§ WHAT TO DO:
Your reply should be a single number, the count of lines in the records that contain "icon".

(Source data)
--------------------

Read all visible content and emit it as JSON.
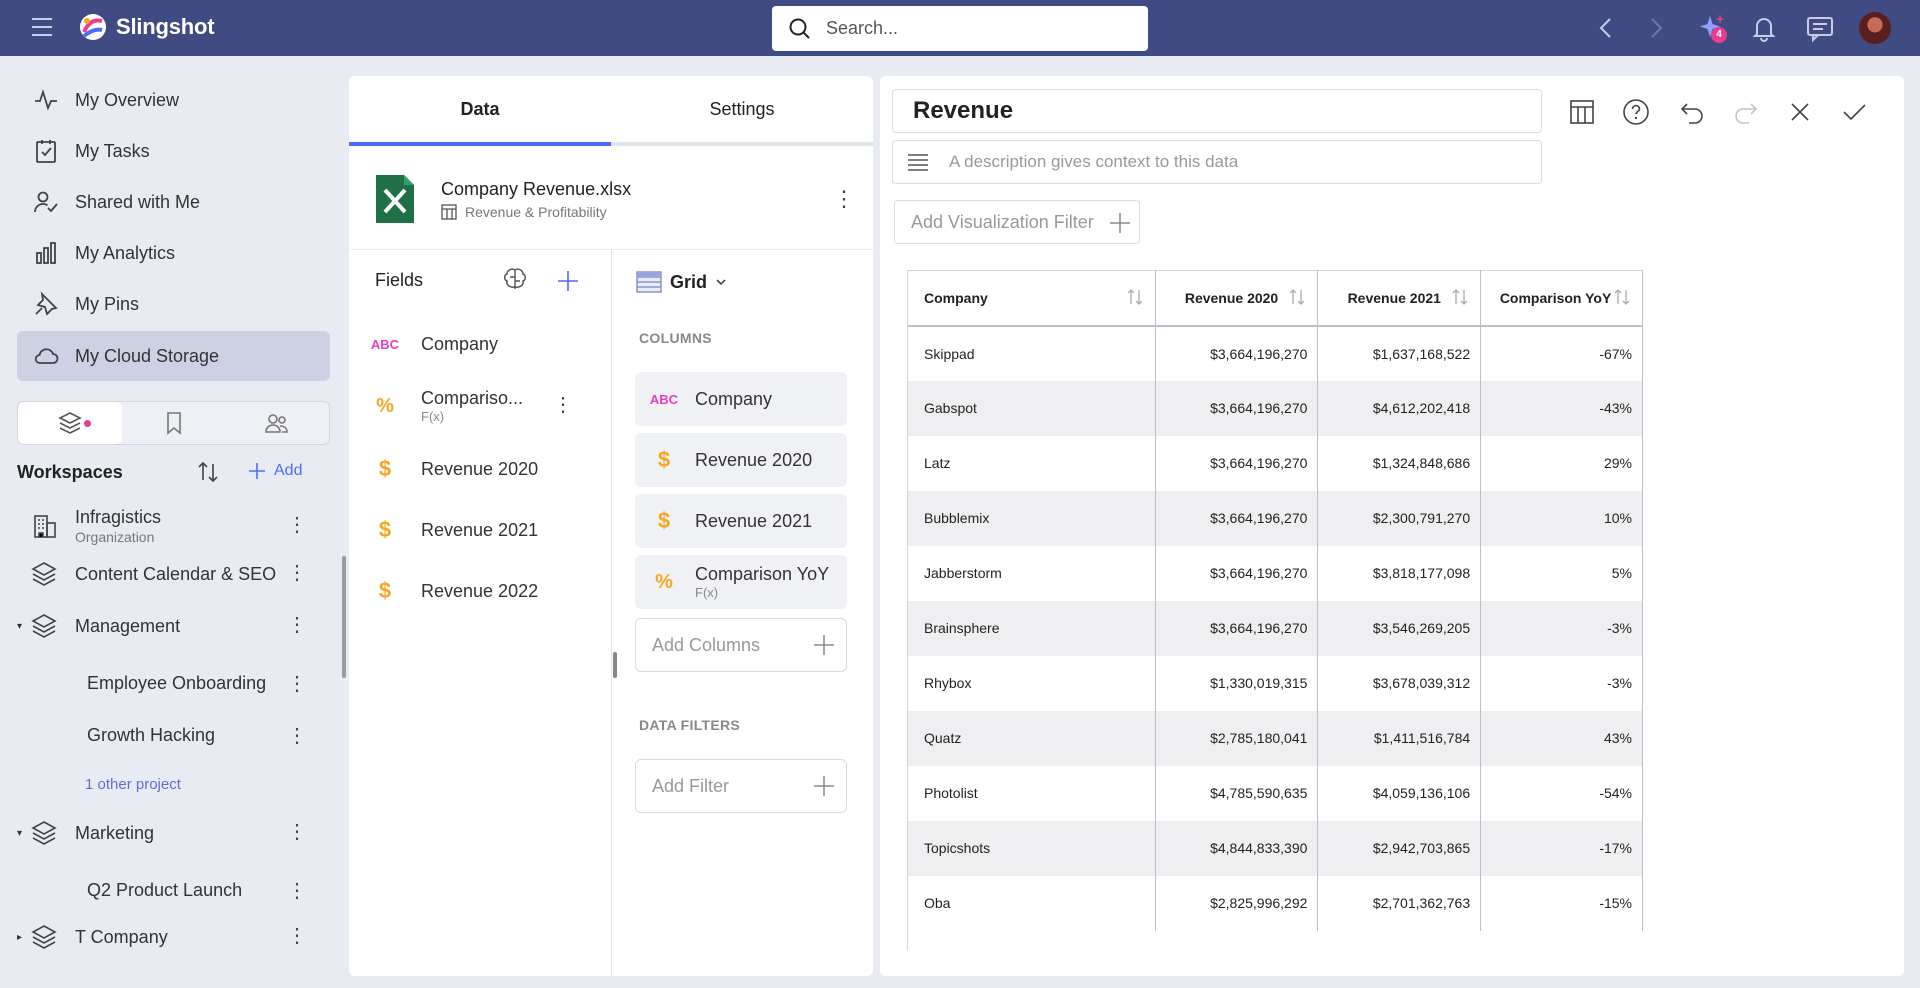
{
  "app": {
    "name": "Slingshot"
  },
  "search": {
    "placeholder": "Search..."
  },
  "notifications": {
    "badge_count": "4"
  },
  "nav": {
    "items": [
      {
        "label": "My Overview",
        "icon": "activity-icon"
      },
      {
        "label": "My Tasks",
        "icon": "task-icon"
      },
      {
        "label": "Shared with Me",
        "icon": "shared-user-icon"
      },
      {
        "label": "My Analytics",
        "icon": "bar-chart-icon"
      },
      {
        "label": "My Pins",
        "icon": "pin-icon"
      },
      {
        "label": "My Cloud Storage",
        "icon": "cloud-icon",
        "active": true
      }
    ]
  },
  "workspaces": {
    "title": "Workspaces",
    "add_label": "Add",
    "items": [
      {
        "label": "Infragistics",
        "sub": "Organization"
      },
      {
        "label": "Content Calendar & SEO"
      },
      {
        "label": "Management",
        "children": [
          "Employee Onboarding",
          "Growth Hacking"
        ],
        "more": "1 other project"
      },
      {
        "label": "Marketing",
        "children": [
          "Q2 Product Launch"
        ]
      },
      {
        "label": "T Company"
      }
    ]
  },
  "data_panel": {
    "tabs": [
      "Data",
      "Settings"
    ],
    "active_tab": "Data",
    "source": {
      "file": "Company Revenue.xlsx",
      "sheet": "Revenue & Profitability"
    },
    "fields_title": "Fields",
    "fields": [
      {
        "type": "ABC",
        "label": "Company"
      },
      {
        "type": "%",
        "label": "Compariso...",
        "sub": "F(x)"
      },
      {
        "type": "$",
        "label": "Revenue 2020"
      },
      {
        "type": "$",
        "label": "Revenue 2021"
      },
      {
        "type": "$",
        "label": "Revenue 2022"
      }
    ],
    "viz_type": "Grid",
    "columns_title": "COLUMNS",
    "columns": [
      {
        "type": "ABC",
        "label": "Company"
      },
      {
        "type": "$",
        "label": "Revenue 2020"
      },
      {
        "type": "$",
        "label": "Revenue 2021"
      },
      {
        "type": "%",
        "label": "Comparison YoY",
        "sub": "F(x)"
      }
    ],
    "add_columns": "Add Columns",
    "filters_title": "DATA FILTERS",
    "add_filter": "Add Filter"
  },
  "viz": {
    "title": "Revenue",
    "description_placeholder": "A description gives context to this data",
    "add_filter": "Add Visualization Filter",
    "table": {
      "headers": [
        "Company",
        "Revenue 2020",
        "Revenue 2021",
        "Comparison YoY"
      ],
      "rows": [
        [
          "Skippad",
          "$3,664,196,270",
          "$1,637,168,522",
          "-67%"
        ],
        [
          "Gabspot",
          "$3,664,196,270",
          "$4,612,202,418",
          "-43%"
        ],
        [
          "Latz",
          "$3,664,196,270",
          "$1,324,848,686",
          "29%"
        ],
        [
          "Bubblemix",
          "$3,664,196,270",
          "$2,300,791,270",
          "10%"
        ],
        [
          "Jabberstorm",
          "$3,664,196,270",
          "$3,818,177,098",
          "5%"
        ],
        [
          "Brainsphere",
          "$3,664,196,270",
          "$3,546,269,205",
          "-3%"
        ],
        [
          "Rhybox",
          "$1,330,019,315",
          "$3,678,039,312",
          "-3%"
        ],
        [
          "Quatz",
          "$2,785,180,041",
          "$1,411,516,784",
          "43%"
        ],
        [
          "Photolist",
          "$4,785,590,635",
          "$4,059,136,106",
          "-54%"
        ],
        [
          "Topicshots",
          "$4,844,833,390",
          "$2,942,703,865",
          "-17%"
        ],
        [
          "Oba",
          "$2,825,996,292",
          "$2,701,362,763",
          "-15%"
        ]
      ]
    }
  },
  "colors": {
    "topbar": "#414b83",
    "accent": "#4b6cff",
    "abc": "#e83ec0",
    "numeric": "#f5a623",
    "excel": "#1e7145"
  }
}
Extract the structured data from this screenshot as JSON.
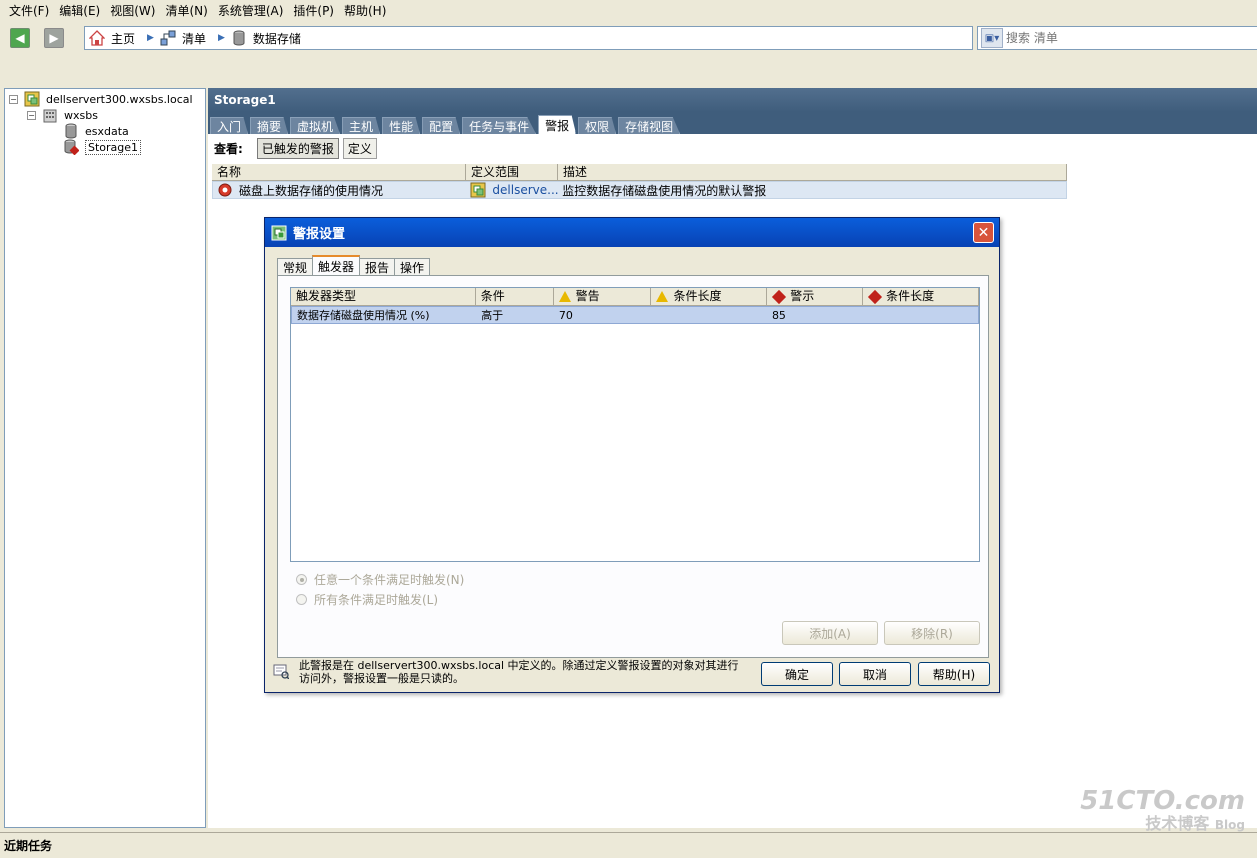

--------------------

§ WRITTEN SOLUTION:
6